Task directions :: From the data that follows, copy every line with the string "JSON".

Entries from a dataset of interfaces:
- Opening Delimiter -
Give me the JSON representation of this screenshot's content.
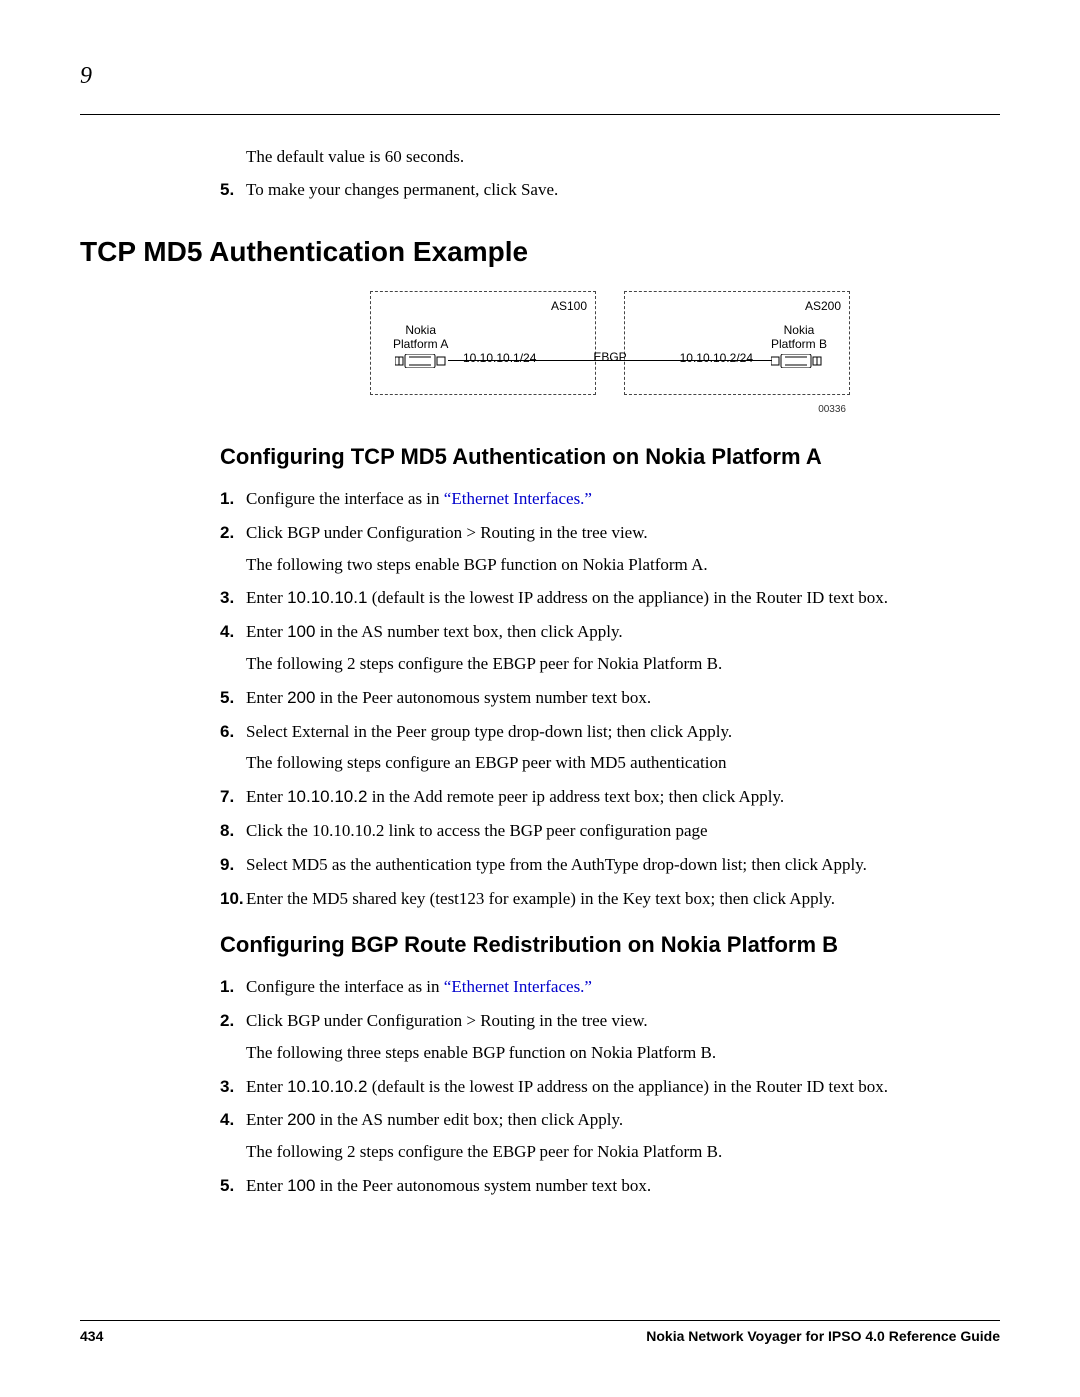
{
  "chapter": "9",
  "intro": {
    "para": "The default value is 60 seconds.",
    "item5_num": "5.",
    "item5_text": "To make your changes permanent, click Save."
  },
  "h1": "TCP MD5 Authentication Example",
  "diagram": {
    "as100": "AS100",
    "as200": "AS200",
    "plat_a_1": "Nokia",
    "plat_a_2": "Platform A",
    "plat_b_1": "Nokia",
    "plat_b_2": "Platform B",
    "ip_a": "10.10.10.1/24",
    "ip_b": "10.10.10.2/24",
    "ebgp": "EBGP",
    "figid": "00336"
  },
  "h2a": "Configuring TCP MD5 Authentication on Nokia Platform A",
  "secA": {
    "n1": "1.",
    "t1a": "Configure the interface as in ",
    "t1b": "“Ethernet Interfaces.”",
    "n2": "2.",
    "t2": "Click BGP under Configuration > Routing in the tree view.",
    "t2p": "The following two steps enable BGP function on Nokia Platform A.",
    "n3": "3.",
    "t3a": "Enter ",
    "t3code": "10.10.10.1",
    "t3b": " (default is the lowest IP address on the appliance) in the Router ID text box.",
    "n4": "4.",
    "t4a": "Enter ",
    "t4code": "100",
    "t4b": " in the AS number text box, then click Apply.",
    "t4p": "The following 2 steps configure the EBGP peer for Nokia Platform B.",
    "n5": "5.",
    "t5a": "Enter ",
    "t5code": "200",
    "t5b": " in the Peer autonomous system number text box.",
    "n6": "6.",
    "t6": "Select External in the Peer group type drop-down list; then click Apply.",
    "t6p": "The following steps configure an EBGP peer with MD5 authentication",
    "n7": "7.",
    "t7a": "Enter ",
    "t7code": "10.10.10.2",
    "t7b": " in the Add remote peer ip address text box; then click Apply.",
    "n8": "8.",
    "t8": "Click the 10.10.10.2 link to access the BGP peer configuration page",
    "n9": "9.",
    "t9": "Select MD5 as the authentication type from the AuthType drop-down list; then click Apply.",
    "n10": "10.",
    "t10": "Enter the MD5 shared key (test123 for example) in the Key text box; then click Apply."
  },
  "h2b": "Configuring BGP Route Redistribution on Nokia Platform B",
  "secB": {
    "n1": "1.",
    "t1a": "Configure the interface as in ",
    "t1b": "“Ethernet Interfaces.”",
    "n2": "2.",
    "t2": "Click BGP under Configuration > Routing in the tree view.",
    "t2p": "The following three steps enable BGP function on Nokia Platform B.",
    "n3": "3.",
    "t3a": "Enter ",
    "t3code": "10.10.10.2",
    "t3b": " (default is the lowest IP address on the appliance) in the Router ID text box.",
    "n4": "4.",
    "t4a": "Enter ",
    "t4code": "200",
    "t4b": " in the AS number edit box; then click Apply.",
    "t4p": "The following 2 steps configure the EBGP peer for Nokia Platform B.",
    "n5": "5.",
    "t5a": "Enter ",
    "t5code": "100",
    "t5b": " in the Peer autonomous system number text box."
  },
  "footer": {
    "page": "434",
    "title": "Nokia Network Voyager for IPSO 4.0 Reference Guide"
  }
}
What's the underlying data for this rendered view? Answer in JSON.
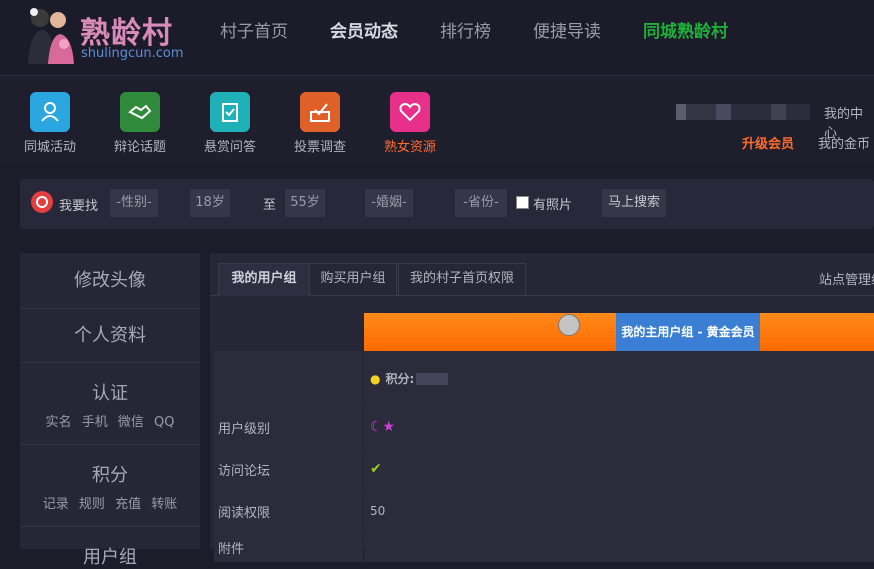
{
  "brand": {
    "title": "熟龄村",
    "subtitle": "shulingcun.com"
  },
  "nav": [
    {
      "label": "村子首页"
    },
    {
      "label": "会员动态"
    },
    {
      "label": "排行榜"
    },
    {
      "label": "便捷导读"
    },
    {
      "label": "同城熟龄村"
    }
  ],
  "quick_icons": [
    {
      "label": "同城活动",
      "color": "#2aa6e0",
      "icon": "user-pin-icon"
    },
    {
      "label": "辩论话题",
      "color": "#2f8a3c",
      "icon": "handshake-icon"
    },
    {
      "label": "悬赏问答",
      "color": "#1fb0b8",
      "icon": "clipboard-check-icon"
    },
    {
      "label": "投票调查",
      "color": "#e0602a",
      "icon": "ballot-box-icon"
    },
    {
      "label": "熟女资源",
      "color": "#e8308a",
      "icon": "hearts-icon"
    }
  ],
  "user": {
    "center": "我的中心",
    "upgrade": "升级会员",
    "coins": "我的金币"
  },
  "search": {
    "label": "我要找",
    "gender": "-性别-",
    "age_from": "18岁",
    "to": "至",
    "age_to": "55岁",
    "marriage": "-婚姻-",
    "province": "-省份-",
    "has_photo": "有照片",
    "submit": "马上搜索"
  },
  "sidebar": [
    {
      "title": "修改头像",
      "links": []
    },
    {
      "title": "个人资料",
      "links": []
    },
    {
      "title": "认证",
      "links": [
        "实名",
        "手机",
        "微信",
        "QQ"
      ]
    },
    {
      "title": "积分",
      "links": [
        "记录",
        "规则",
        "充值",
        "转账"
      ]
    },
    {
      "title": "用户组",
      "links": []
    }
  ],
  "tabs": [
    {
      "label": "我的用户组"
    },
    {
      "label": "购买用户组"
    },
    {
      "label": "我的村子首页权限"
    }
  ],
  "admin_label": "站点管理组",
  "group_bar": {
    "label": "我的主用户组 - 黄金会员"
  },
  "rows": [
    {
      "label": "",
      "value": "积分:"
    },
    {
      "label": "用户级别",
      "value": "☾★"
    },
    {
      "label": "访问论坛",
      "value": "✔"
    },
    {
      "label": "阅读权限",
      "value": "50"
    },
    {
      "label": "附件",
      "value": ""
    }
  ]
}
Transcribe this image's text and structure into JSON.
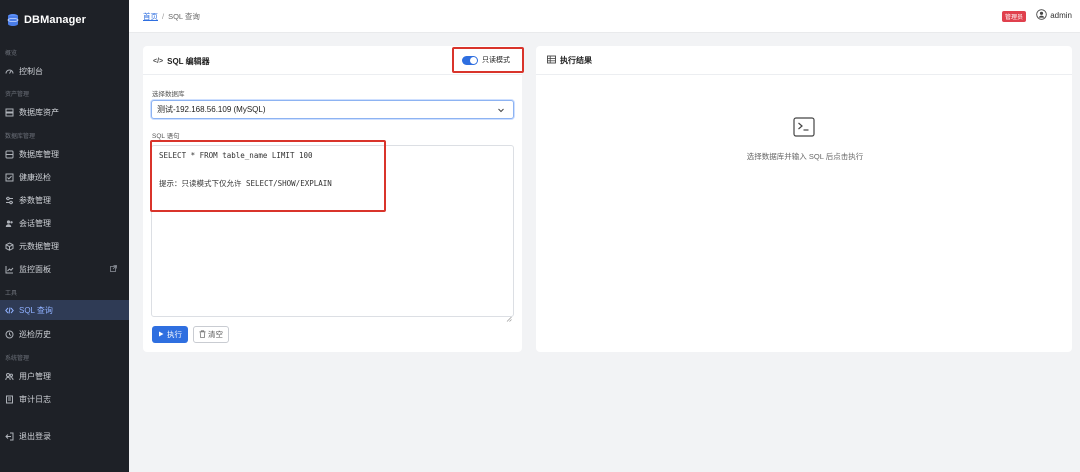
{
  "app": {
    "name": "DBManager"
  },
  "sidebar": {
    "sections": [
      {
        "label": "概览"
      },
      {
        "label": "资产管理"
      },
      {
        "label": "数据库管理"
      },
      {
        "label": "工具"
      },
      {
        "label": "系统管理"
      }
    ],
    "items": [
      {
        "label": "控制台",
        "icon": "dashboard-icon"
      },
      {
        "label": "数据库资产",
        "icon": "server-icon"
      },
      {
        "label": "数据库管理",
        "icon": "database-icon"
      },
      {
        "label": "健康巡检",
        "icon": "checklist-icon"
      },
      {
        "label": "参数管理",
        "icon": "sliders-icon"
      },
      {
        "label": "会话管理",
        "icon": "users-icon"
      },
      {
        "label": "元数据管理",
        "icon": "cube-icon"
      },
      {
        "label": "监控面板",
        "icon": "chart-icon",
        "external": true
      },
      {
        "label": "SQL 查询",
        "icon": "code-icon",
        "active": true
      },
      {
        "label": "巡检历史",
        "icon": "clock-icon"
      },
      {
        "label": "用户管理",
        "icon": "user-group-icon"
      },
      {
        "label": "审计日志",
        "icon": "log-icon"
      },
      {
        "label": "退出登录",
        "icon": "logout-icon"
      }
    ]
  },
  "header": {
    "breadcrumb_home": "首页",
    "breadcrumb_sep": "/",
    "breadcrumb_current": "SQL 查询",
    "role_badge": "管理员",
    "username": "admin"
  },
  "editor": {
    "title": "SQL 编辑器",
    "readonly_label": "只读模式",
    "readonly_on": true,
    "db_label": "选择数据库",
    "db_selected": "测试-192.168.56.109 (MySQL)",
    "sql_label": "SQL 语句",
    "sql_line1": "SELECT * FROM table_name LIMIT 100",
    "sql_line2": "提示：只读模式下仅允许 SELECT/SHOW/EXPLAIN",
    "run_label": "执行",
    "clear_label": "清空"
  },
  "results": {
    "title": "执行结果",
    "empty_text": "选择数据库并输入 SQL 后点击执行"
  },
  "colors": {
    "accent": "#2f6fe0",
    "sidebar_bg": "#1e2127",
    "highlight_red": "#d9342b",
    "badge_red": "#e0404d"
  }
}
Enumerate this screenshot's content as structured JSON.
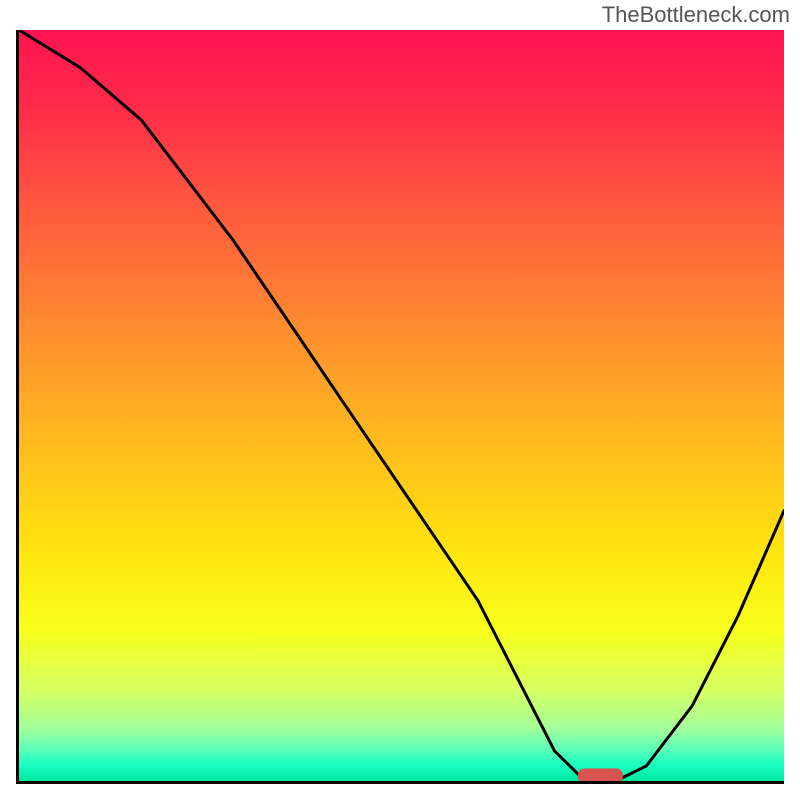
{
  "watermark": "TheBottleneck.com",
  "chart_data": {
    "type": "line",
    "title": "",
    "xlabel": "",
    "ylabel": "",
    "xlim": [
      0,
      100
    ],
    "ylim": [
      0,
      100
    ],
    "x": [
      0,
      8,
      16,
      22,
      28,
      36,
      44,
      52,
      60,
      66,
      70,
      74,
      78,
      82,
      88,
      94,
      100
    ],
    "values": [
      100,
      95,
      88,
      80,
      72,
      60,
      48,
      36,
      24,
      12,
      4,
      0,
      0,
      2,
      10,
      22,
      36
    ],
    "series_name": "bottleneck-curve",
    "marker": {
      "x": 76,
      "y": 0,
      "shape": "pill",
      "color": "#d9534f"
    },
    "background": "vertical-gradient red→green",
    "grid": false,
    "legend": false
  },
  "colors": {
    "axis": "#000000",
    "curve": "#000000",
    "marker": "#d9534f"
  }
}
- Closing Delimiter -
Finished exercise ::
Give me the JSON representation of this screenshot's content.
What's the underlying data for this rendered view? Answer in JSON.
Transcribe this image's text and structure into JSON.
Enumerate this screenshot's content as structured JSON.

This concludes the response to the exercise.